Required work:
What is the number of lines in the listing that contain "label"? Give that number only.

The input below:

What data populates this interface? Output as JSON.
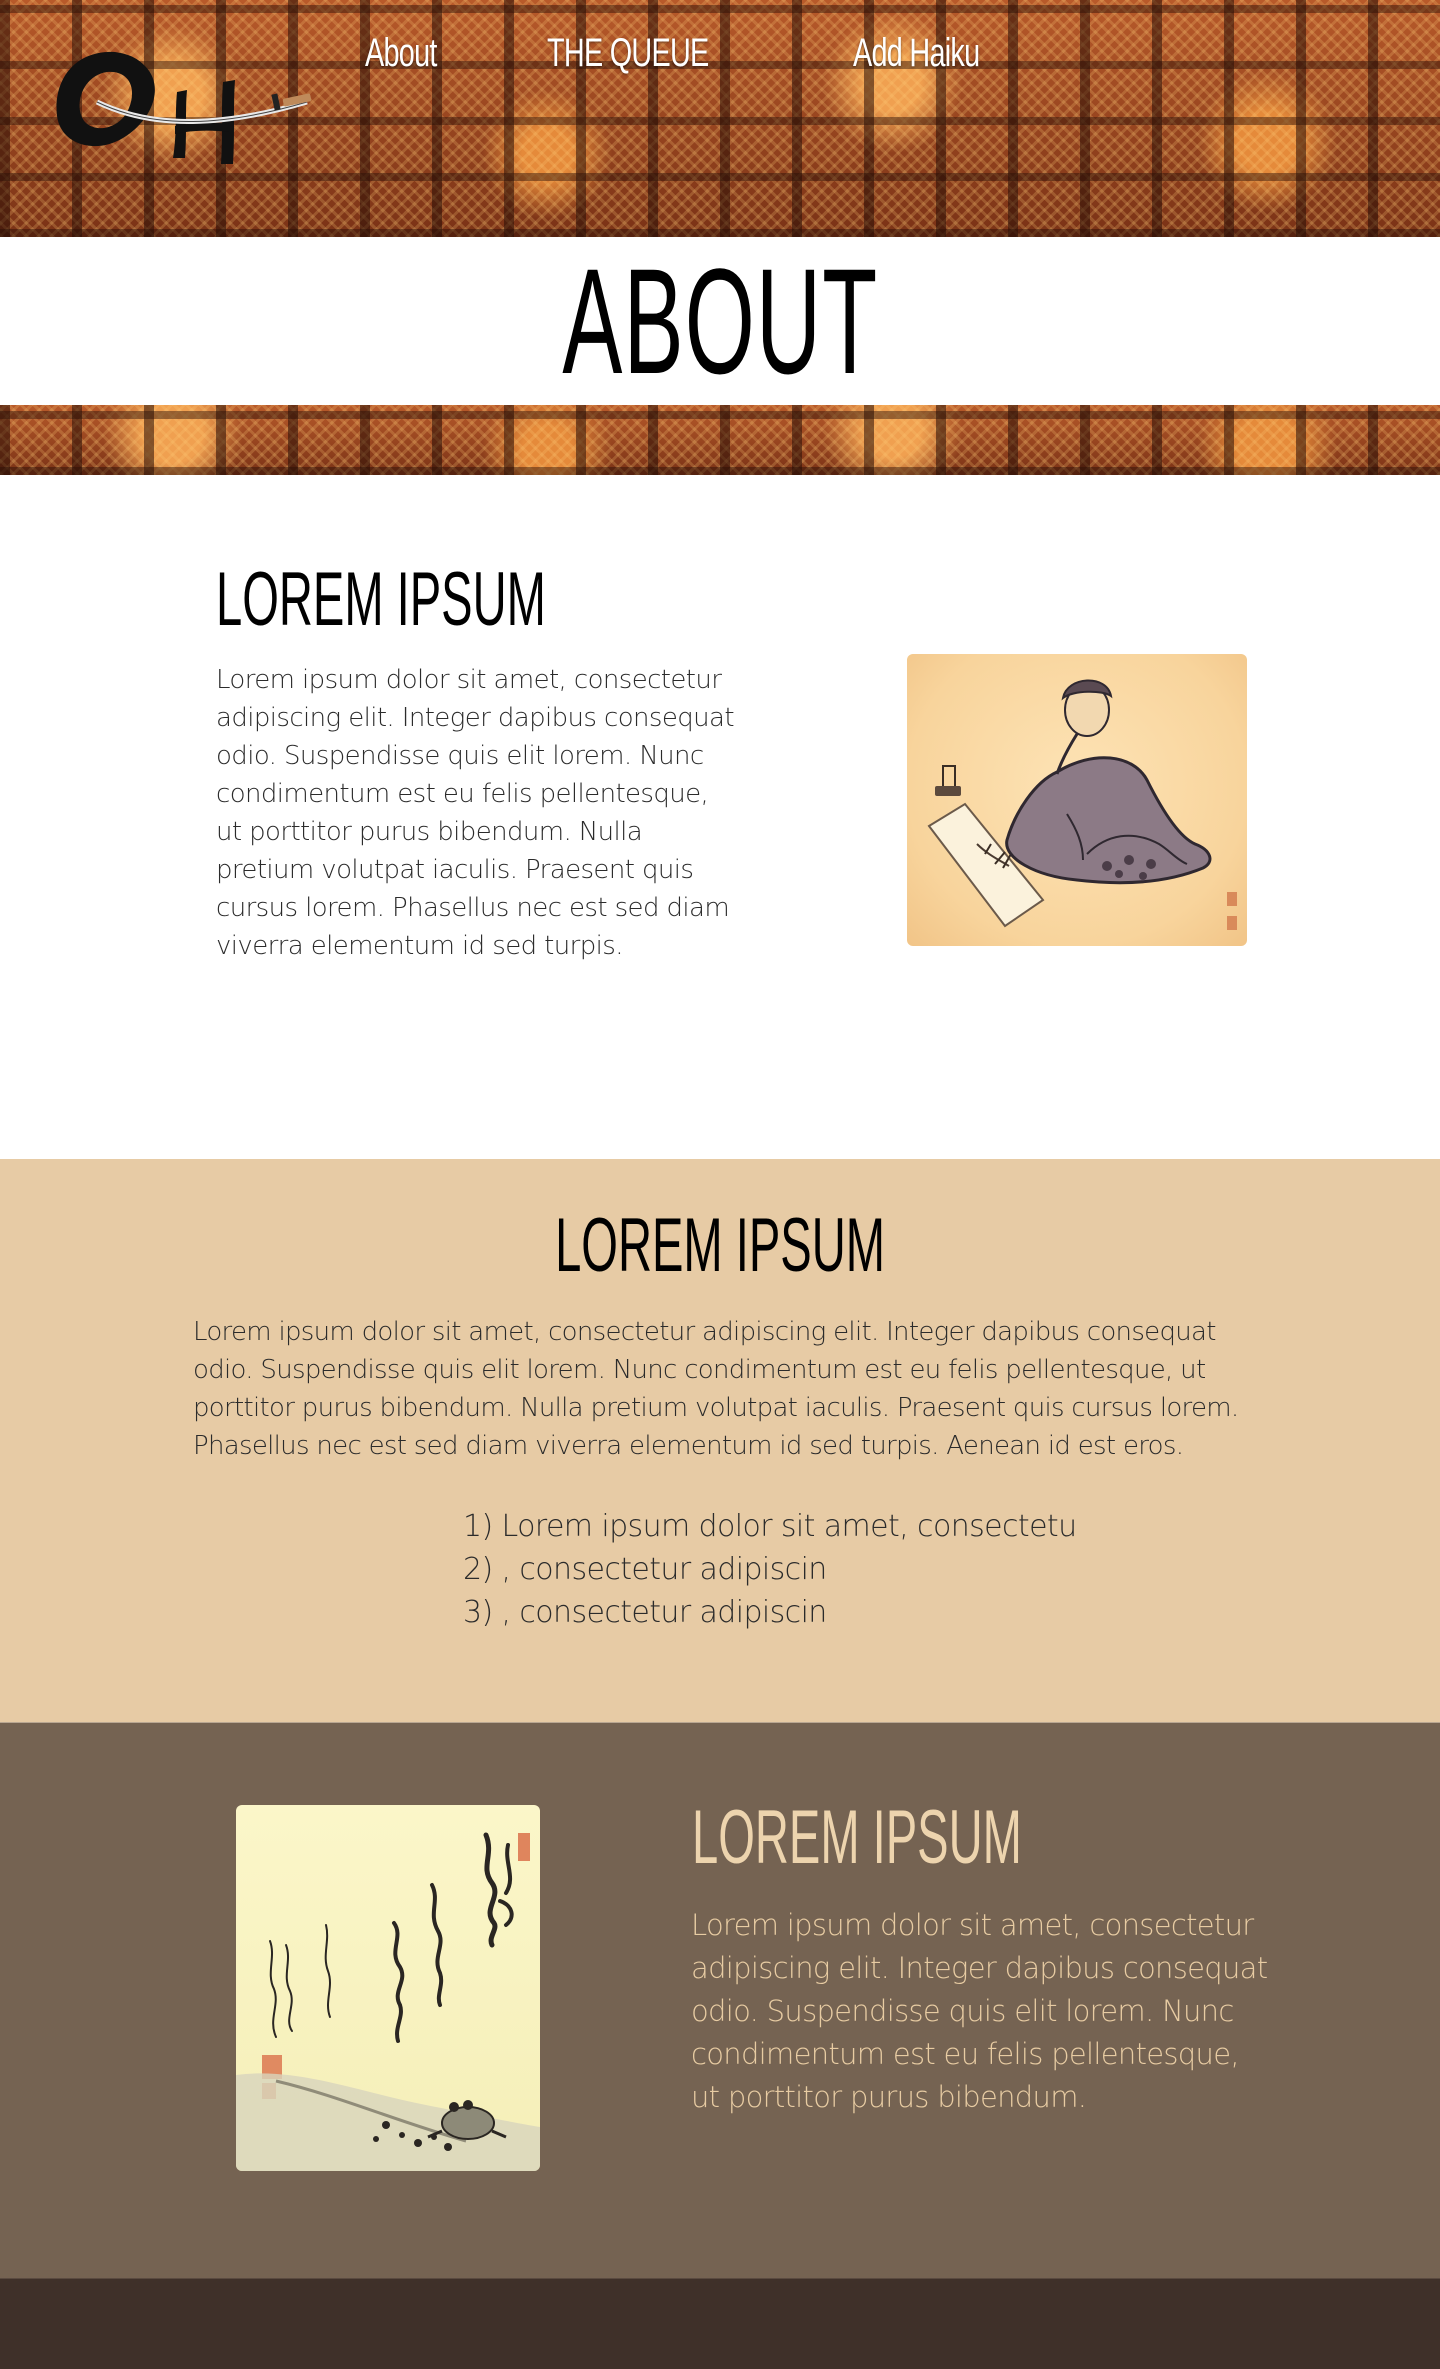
{
  "nav": {
    "items": [
      {
        "label": "About"
      },
      {
        "label": "THE QUEUE"
      },
      {
        "label": "Add Haiku"
      }
    ]
  },
  "page": {
    "title": "ABOUT"
  },
  "section1": {
    "heading": "LOREM IPSUM",
    "body": "Lorem ipsum dolor sit amet, consectetur adipiscing elit. Integer dapibus consequat odio. Suspendisse quis elit lorem. Nunc condimentum est eu felis pellentesque, ut porttitor purus bibendum. Nulla pretium volutpat iaculis. Praesent quis cursus lorem. Phasellus nec est sed diam viverra elementum id sed turpis."
  },
  "section2": {
    "heading": "LOREM IPSUM",
    "body": "Lorem ipsum dolor sit amet, consectetur adipiscing elit. Integer dapibus consequat odio. Suspendisse quis elit lorem. Nunc condimentum est eu felis pellentesque, ut porttitor purus bibendum. Nulla pretium volutpat iaculis. Praesent quis cursus lorem. Phasellus nec est sed diam viverra elementum id sed turpis. Aenean id est eros.",
    "list": [
      "1) Lorem ipsum dolor sit amet, consectetu",
      "2) , consectetur adipiscin",
      "3) , consectetur adipiscin"
    ]
  },
  "section3": {
    "heading": "LOREM IPSUM",
    "body": "Lorem ipsum dolor sit amet, consectetur adipiscing elit. Integer dapibus consequat odio. Suspendisse quis elit lorem. Nunc condimentum est eu felis pellentesque, ut porttitor purus bibendum."
  },
  "colors": {
    "tan_section": "#e7cba5",
    "brown_section": "#756352",
    "footer": "#3f3029",
    "heading_light": "#edd4ae"
  },
  "icons": {
    "logo": "oh-brush-logo"
  }
}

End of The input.

Problem solution:
3